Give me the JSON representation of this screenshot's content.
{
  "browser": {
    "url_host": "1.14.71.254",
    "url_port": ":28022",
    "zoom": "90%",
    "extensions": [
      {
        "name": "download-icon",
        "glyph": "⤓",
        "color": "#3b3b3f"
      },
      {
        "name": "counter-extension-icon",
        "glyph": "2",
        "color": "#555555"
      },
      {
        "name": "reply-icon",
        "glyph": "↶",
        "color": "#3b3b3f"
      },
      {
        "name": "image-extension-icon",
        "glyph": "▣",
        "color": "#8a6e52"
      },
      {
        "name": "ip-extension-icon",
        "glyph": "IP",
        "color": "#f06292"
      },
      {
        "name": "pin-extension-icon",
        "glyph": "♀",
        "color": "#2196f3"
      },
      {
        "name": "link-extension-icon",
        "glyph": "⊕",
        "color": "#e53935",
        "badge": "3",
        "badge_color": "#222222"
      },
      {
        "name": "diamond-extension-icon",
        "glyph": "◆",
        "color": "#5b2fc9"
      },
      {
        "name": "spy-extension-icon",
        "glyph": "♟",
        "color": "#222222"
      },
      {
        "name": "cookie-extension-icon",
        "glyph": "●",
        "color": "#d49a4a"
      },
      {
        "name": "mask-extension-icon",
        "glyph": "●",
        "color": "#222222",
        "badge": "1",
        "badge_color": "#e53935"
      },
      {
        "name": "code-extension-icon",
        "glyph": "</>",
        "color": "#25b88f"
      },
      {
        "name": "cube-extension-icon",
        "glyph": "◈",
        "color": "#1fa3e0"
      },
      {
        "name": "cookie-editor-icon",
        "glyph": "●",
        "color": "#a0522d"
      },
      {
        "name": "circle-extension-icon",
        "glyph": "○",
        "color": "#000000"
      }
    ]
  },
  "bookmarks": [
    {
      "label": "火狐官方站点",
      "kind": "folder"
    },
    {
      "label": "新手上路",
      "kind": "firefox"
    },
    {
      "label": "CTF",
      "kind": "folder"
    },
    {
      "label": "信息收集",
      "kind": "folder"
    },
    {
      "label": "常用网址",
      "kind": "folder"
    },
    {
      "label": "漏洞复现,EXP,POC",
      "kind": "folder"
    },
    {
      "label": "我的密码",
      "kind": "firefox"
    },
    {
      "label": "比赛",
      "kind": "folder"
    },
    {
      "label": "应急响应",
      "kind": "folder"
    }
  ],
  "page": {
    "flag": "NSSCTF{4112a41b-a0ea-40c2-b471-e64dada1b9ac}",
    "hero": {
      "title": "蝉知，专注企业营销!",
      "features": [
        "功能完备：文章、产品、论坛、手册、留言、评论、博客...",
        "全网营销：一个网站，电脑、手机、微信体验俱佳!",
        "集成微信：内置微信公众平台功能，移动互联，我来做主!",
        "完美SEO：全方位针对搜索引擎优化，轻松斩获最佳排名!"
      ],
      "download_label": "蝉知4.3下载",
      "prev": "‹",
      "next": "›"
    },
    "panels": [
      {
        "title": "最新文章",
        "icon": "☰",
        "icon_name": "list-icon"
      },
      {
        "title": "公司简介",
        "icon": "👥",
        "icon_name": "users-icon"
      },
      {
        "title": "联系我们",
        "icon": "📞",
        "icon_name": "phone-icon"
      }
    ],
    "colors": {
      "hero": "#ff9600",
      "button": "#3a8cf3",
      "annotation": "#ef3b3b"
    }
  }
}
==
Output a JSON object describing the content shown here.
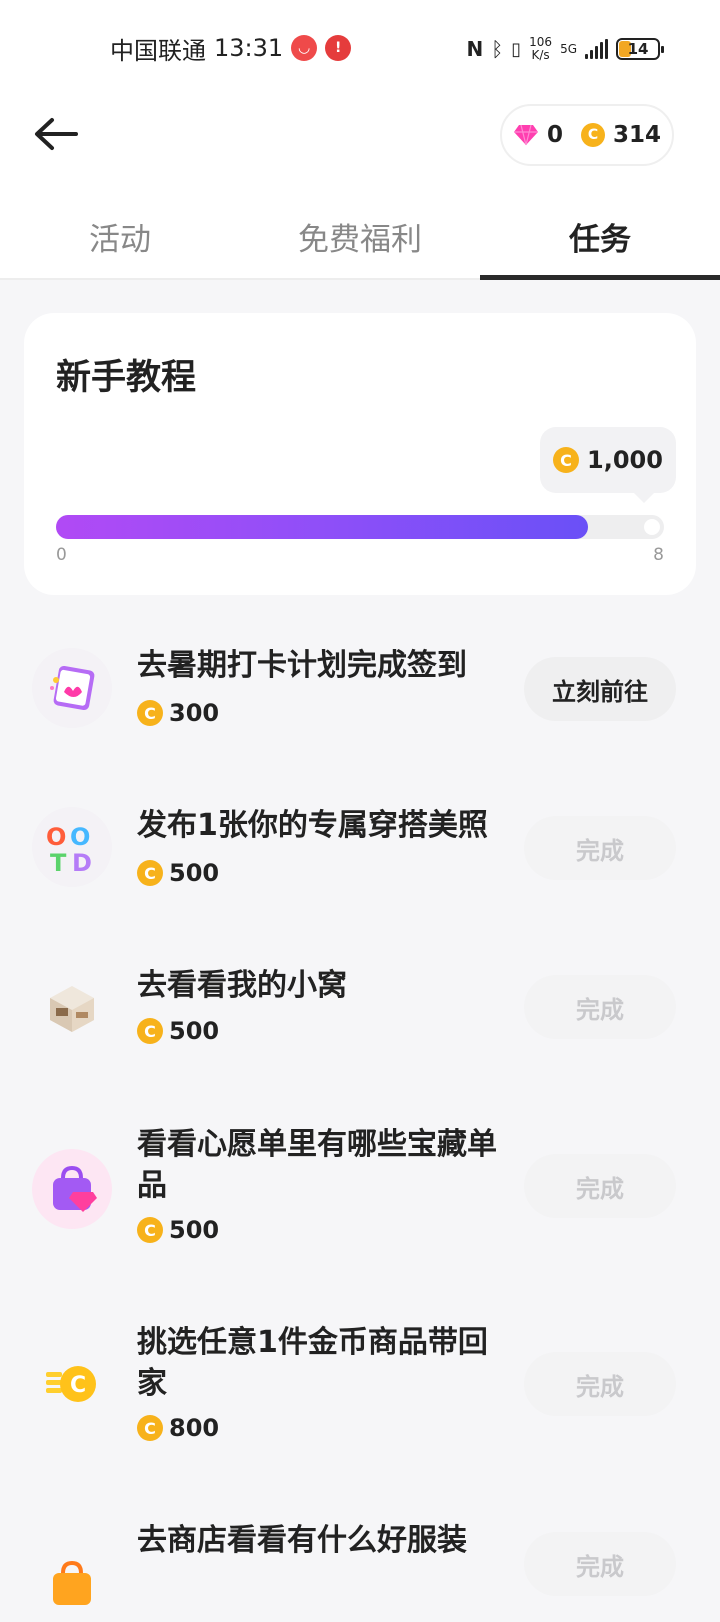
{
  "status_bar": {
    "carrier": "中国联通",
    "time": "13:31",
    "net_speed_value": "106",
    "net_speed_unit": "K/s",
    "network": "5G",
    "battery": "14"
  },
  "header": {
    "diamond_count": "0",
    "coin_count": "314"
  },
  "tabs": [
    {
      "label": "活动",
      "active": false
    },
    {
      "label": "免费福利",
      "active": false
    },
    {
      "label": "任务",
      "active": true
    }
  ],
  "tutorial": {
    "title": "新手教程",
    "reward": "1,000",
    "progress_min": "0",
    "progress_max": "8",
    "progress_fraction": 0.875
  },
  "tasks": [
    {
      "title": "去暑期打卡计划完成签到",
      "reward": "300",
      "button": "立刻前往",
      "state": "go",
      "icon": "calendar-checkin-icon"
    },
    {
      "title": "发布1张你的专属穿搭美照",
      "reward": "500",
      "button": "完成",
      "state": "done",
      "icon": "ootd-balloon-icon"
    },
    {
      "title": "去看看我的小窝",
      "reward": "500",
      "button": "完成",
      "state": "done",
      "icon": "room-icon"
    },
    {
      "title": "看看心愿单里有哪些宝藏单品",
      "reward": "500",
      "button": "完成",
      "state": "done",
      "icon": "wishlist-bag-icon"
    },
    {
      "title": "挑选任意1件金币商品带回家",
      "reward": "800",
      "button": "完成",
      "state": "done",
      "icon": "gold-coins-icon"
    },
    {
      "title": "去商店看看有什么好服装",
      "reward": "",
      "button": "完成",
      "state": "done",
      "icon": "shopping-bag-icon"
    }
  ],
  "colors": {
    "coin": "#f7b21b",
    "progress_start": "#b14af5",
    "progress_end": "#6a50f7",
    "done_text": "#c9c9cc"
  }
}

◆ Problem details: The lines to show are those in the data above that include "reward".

◆ Solution:
    "reward": "1,000",
      "reward": "300",
      "reward": "500",
      "reward": "500",
      "reward": "500",
      "reward": "800",
      "reward": "",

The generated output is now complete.